Style of decoration consitent with a date around Click here to see large picture Jurentang Research indicates that "Juren Tang" in Zhongnanhai was the building where Yuan Shikai lived and where he had his office around Guo Baochang, an antique dealer with a good relation to the court, was appointed to arrange for imperial Hongxian wares being made in What really came out of this is still debated. One opinion is that no pieces bearing the Hongxian mark is of the period, the only possibly genuine mark of the period being "Jurentang", if any.
Family tradition has it that this vase "was originally made for an imperial or high level government official". The vase could be traced back in the family to mid s-mid s.
Interestingly enough the front page of the plate seems to be from while the foot rim and the flowers scrolls on the back side of the dish gives it away as s or later too.

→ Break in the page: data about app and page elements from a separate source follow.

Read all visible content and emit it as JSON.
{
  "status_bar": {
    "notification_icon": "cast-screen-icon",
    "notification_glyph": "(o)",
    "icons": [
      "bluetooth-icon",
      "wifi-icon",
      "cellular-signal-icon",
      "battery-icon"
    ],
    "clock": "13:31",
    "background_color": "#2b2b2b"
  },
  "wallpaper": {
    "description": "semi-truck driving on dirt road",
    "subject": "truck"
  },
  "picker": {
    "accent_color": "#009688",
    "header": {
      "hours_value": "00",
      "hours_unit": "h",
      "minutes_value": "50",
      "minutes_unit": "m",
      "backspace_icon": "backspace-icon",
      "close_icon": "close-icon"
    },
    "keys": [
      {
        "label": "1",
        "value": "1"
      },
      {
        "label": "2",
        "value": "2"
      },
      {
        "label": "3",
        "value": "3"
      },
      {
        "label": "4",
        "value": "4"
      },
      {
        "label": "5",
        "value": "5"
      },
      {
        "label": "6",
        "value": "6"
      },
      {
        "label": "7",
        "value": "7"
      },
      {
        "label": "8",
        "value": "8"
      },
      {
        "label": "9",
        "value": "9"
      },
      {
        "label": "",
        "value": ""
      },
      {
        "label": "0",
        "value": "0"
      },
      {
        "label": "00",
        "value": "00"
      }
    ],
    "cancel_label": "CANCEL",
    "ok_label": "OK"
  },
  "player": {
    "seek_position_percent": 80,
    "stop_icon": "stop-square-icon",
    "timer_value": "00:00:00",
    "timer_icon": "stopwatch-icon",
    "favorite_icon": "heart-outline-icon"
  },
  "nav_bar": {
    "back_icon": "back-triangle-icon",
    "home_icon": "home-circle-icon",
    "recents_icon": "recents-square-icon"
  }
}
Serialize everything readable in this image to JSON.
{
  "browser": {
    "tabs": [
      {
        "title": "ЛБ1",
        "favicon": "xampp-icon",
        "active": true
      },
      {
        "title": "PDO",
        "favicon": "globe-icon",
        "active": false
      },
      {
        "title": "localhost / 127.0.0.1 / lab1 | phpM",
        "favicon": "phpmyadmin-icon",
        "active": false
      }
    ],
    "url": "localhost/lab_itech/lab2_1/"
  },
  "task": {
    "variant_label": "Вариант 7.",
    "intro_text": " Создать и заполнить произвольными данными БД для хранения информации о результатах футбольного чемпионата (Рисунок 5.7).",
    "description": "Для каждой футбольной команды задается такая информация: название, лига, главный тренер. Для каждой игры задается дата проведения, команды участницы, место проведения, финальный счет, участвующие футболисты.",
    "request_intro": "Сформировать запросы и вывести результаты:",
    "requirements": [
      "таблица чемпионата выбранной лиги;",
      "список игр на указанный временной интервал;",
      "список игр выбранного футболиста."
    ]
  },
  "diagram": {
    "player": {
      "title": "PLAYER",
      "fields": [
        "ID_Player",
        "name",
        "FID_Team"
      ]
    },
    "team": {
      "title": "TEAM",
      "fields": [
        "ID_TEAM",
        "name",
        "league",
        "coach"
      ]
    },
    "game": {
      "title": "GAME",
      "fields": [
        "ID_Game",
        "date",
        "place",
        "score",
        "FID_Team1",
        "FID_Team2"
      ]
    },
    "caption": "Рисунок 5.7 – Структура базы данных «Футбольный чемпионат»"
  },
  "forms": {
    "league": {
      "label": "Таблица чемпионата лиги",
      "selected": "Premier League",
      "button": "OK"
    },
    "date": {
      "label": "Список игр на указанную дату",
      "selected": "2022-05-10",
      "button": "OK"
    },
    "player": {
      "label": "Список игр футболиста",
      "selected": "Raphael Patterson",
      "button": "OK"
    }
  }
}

Kangxi For genuine marks of the period, see Qing dynasty page Kangxi marks are by far the richest group compared to all other period marks. Many also consider Kangxi porcelain the peak of Chinese porcelain and some Kangxi fakes are the most difficult of all to tell.